One short and intense period of daily exercise is the best way to beat heart disease, according to an article published in the journal JAMA.
Researchers from Radboud University in the Netherlands compared the effects of different exercise regimes with rates of heart disease and mortality.
They found that the ‘lowest effective dose’ appeared to be 15 minutes of moderate exercise a day, which was associated with reduced death from multiple causes, according to multiple studies.
For those wishing to exercise at higher intensities, eight minutes a day appears to be the magic number, with considerable reduced mortality observed. Moderate exercise includes walking or cycling and higher intensity includes running or rowing.
More intense exercise is associated with a greater degree of benefit, but lower intensities are of considerable benefit too.

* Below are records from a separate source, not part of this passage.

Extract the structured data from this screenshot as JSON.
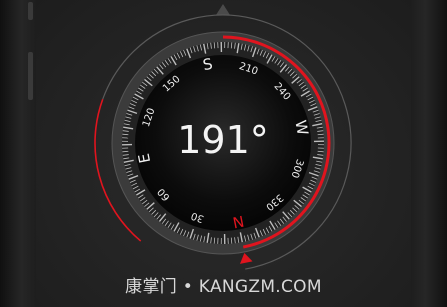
{
  "compass": {
    "heading": "191°",
    "heading_degrees": 191,
    "cardinals": [
      {
        "label": "S",
        "bearing": 180
      },
      {
        "label": "W",
        "bearing": 270
      },
      {
        "label": "N",
        "bearing": 0
      },
      {
        "label": "E",
        "bearing": 90
      }
    ],
    "degree_labels": [
      {
        "label": "210",
        "bearing": 210
      },
      {
        "label": "240",
        "bearing": 240
      },
      {
        "label": "300",
        "bearing": 300
      },
      {
        "label": "330",
        "bearing": 330
      },
      {
        "label": "30",
        "bearing": 30
      },
      {
        "label": "60",
        "bearing": 60
      },
      {
        "label": "120",
        "bearing": 120
      },
      {
        "label": "150",
        "bearing": 150
      }
    ],
    "colors": {
      "accent": "#e0141e",
      "north": "#e0141e",
      "text": "#f0f0f0",
      "ticks": "#bdbdbd"
    }
  },
  "watermark": "康掌门 • KANGZM.COM"
}
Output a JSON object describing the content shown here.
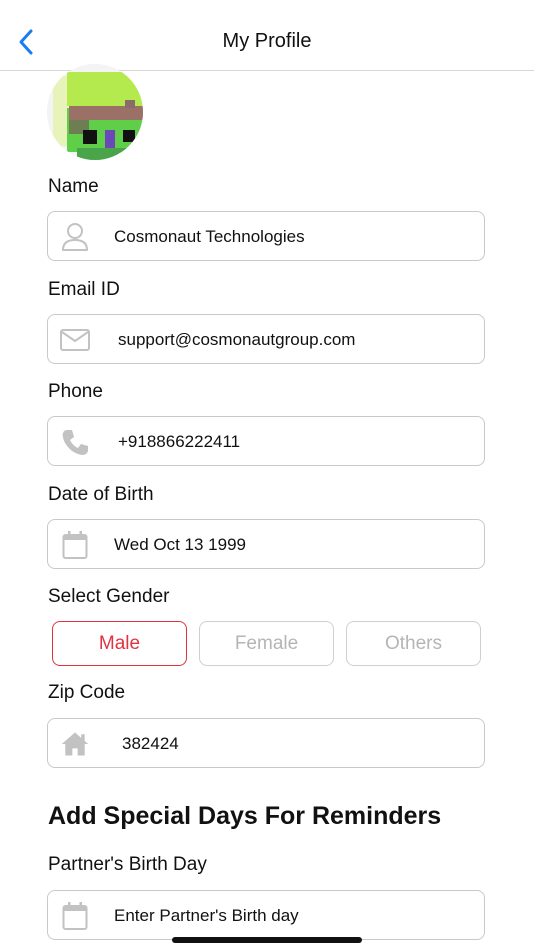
{
  "header": {
    "title": "My Profile"
  },
  "profile": {
    "name_label": "Name",
    "name_value": "Cosmonaut Technologies",
    "email_label": "Email ID",
    "email_value": "support@cosmonautgroup.com",
    "phone_label": "Phone",
    "phone_value": "+918866222411",
    "dob_label": "Date of Birth",
    "dob_value": "Wed Oct 13 1999",
    "gender_label": "Select Gender",
    "gender_options": [
      "Male",
      "Female",
      "Others"
    ],
    "gender_selected": "Male",
    "zip_label": "Zip Code",
    "zip_value": "382424"
  },
  "special_days": {
    "title": "Add Special Days For Reminders",
    "partner_label": "Partner's Birth Day",
    "partner_placeholder": "Enter Partner's Birth day"
  },
  "colors": {
    "accent_back": "#1a7cf5",
    "gender_active": "#e0323f",
    "icon_gray": "#c2c2c2"
  }
}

Dr Thijs Eijsvogels, lead author, said that while a small amount of exercise was all that was required for good health, there was no harm in doing more.
‘We agree that any dose of exercise is better than physical inactivity and did not intend to discourage individuals from pursuing more exercise,’ he said.
‘Performance of vigorous exercise is an effective way to reduce the risk for cardiovascular morbidity and mortality.
‘However, the dose-response relationship between exercise and cardiovascular health appears to be different for moderate-intensity vs vigorous-intensity activities.’
Exercise is associated with reduced risk of cardiovascular disease, obesity, cancer, dementia and diabetes; multiple studies have suggested that the degree of exercise and benefit are proportional up to a point, after which excessive exercise in healthy people does not appear to alter mortality risks, though in patients with cardiovascular disease, higher rates of death are seen. The American College of Cardiology and other health bodies have defined the recommended exercise intensity for that high-risk group.